• **Records for processing**
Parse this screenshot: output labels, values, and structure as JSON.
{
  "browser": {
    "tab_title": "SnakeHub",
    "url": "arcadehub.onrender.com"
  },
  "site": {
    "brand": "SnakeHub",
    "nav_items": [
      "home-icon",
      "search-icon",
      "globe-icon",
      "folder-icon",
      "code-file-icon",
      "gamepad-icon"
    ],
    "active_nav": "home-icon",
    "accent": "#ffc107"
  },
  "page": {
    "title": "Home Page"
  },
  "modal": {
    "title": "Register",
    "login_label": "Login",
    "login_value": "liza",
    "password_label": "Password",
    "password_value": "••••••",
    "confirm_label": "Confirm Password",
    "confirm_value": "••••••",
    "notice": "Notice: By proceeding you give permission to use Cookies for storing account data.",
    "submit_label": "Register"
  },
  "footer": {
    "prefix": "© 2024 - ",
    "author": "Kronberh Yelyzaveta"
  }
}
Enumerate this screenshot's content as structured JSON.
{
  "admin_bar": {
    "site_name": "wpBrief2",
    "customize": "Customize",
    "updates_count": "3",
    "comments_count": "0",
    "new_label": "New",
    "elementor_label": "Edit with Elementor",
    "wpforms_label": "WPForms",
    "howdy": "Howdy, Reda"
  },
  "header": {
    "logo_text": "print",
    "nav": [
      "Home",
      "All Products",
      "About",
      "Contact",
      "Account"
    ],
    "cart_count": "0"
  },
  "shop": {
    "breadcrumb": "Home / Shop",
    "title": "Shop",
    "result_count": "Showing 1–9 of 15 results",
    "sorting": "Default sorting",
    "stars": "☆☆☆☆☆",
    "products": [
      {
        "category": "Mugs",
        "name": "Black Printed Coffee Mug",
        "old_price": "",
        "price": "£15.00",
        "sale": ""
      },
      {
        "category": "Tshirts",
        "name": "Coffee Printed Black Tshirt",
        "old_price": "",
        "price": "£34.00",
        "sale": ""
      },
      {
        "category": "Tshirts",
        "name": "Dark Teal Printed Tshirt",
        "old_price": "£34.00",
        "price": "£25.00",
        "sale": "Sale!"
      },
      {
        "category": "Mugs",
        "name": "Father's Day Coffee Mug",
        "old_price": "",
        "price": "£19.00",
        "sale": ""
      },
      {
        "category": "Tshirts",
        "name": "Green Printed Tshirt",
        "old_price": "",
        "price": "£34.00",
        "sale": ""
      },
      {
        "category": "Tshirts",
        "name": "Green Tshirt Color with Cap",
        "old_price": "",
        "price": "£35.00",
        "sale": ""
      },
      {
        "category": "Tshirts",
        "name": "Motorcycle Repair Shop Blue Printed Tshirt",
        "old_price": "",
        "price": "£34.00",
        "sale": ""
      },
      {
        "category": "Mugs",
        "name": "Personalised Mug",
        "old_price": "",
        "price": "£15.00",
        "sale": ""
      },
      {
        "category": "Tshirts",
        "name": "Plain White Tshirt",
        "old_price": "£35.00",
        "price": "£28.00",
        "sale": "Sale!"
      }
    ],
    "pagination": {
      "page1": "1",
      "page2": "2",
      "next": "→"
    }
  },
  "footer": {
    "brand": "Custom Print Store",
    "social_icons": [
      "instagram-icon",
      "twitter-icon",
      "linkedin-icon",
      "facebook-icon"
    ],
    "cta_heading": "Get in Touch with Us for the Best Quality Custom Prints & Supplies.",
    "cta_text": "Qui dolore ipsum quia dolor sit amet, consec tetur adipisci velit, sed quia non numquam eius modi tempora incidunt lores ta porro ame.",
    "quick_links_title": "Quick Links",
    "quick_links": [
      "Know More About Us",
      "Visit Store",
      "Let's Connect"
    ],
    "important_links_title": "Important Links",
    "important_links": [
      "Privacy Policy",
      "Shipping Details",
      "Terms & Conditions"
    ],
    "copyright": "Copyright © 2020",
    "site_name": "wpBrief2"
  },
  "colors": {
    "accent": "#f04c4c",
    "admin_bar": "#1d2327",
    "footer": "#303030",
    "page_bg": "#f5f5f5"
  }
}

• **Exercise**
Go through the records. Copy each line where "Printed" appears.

• **Solution to this task**
        "name": "Black Printed Coffee Mug",
        "name": "Coffee Printed Black Tshirt",
        "name": "Dark Teal Printed Tshirt",
        "name": "Green Printed Tshirt",
        "name": "Motorcycle Repair Shop Blue Printed Tshirt",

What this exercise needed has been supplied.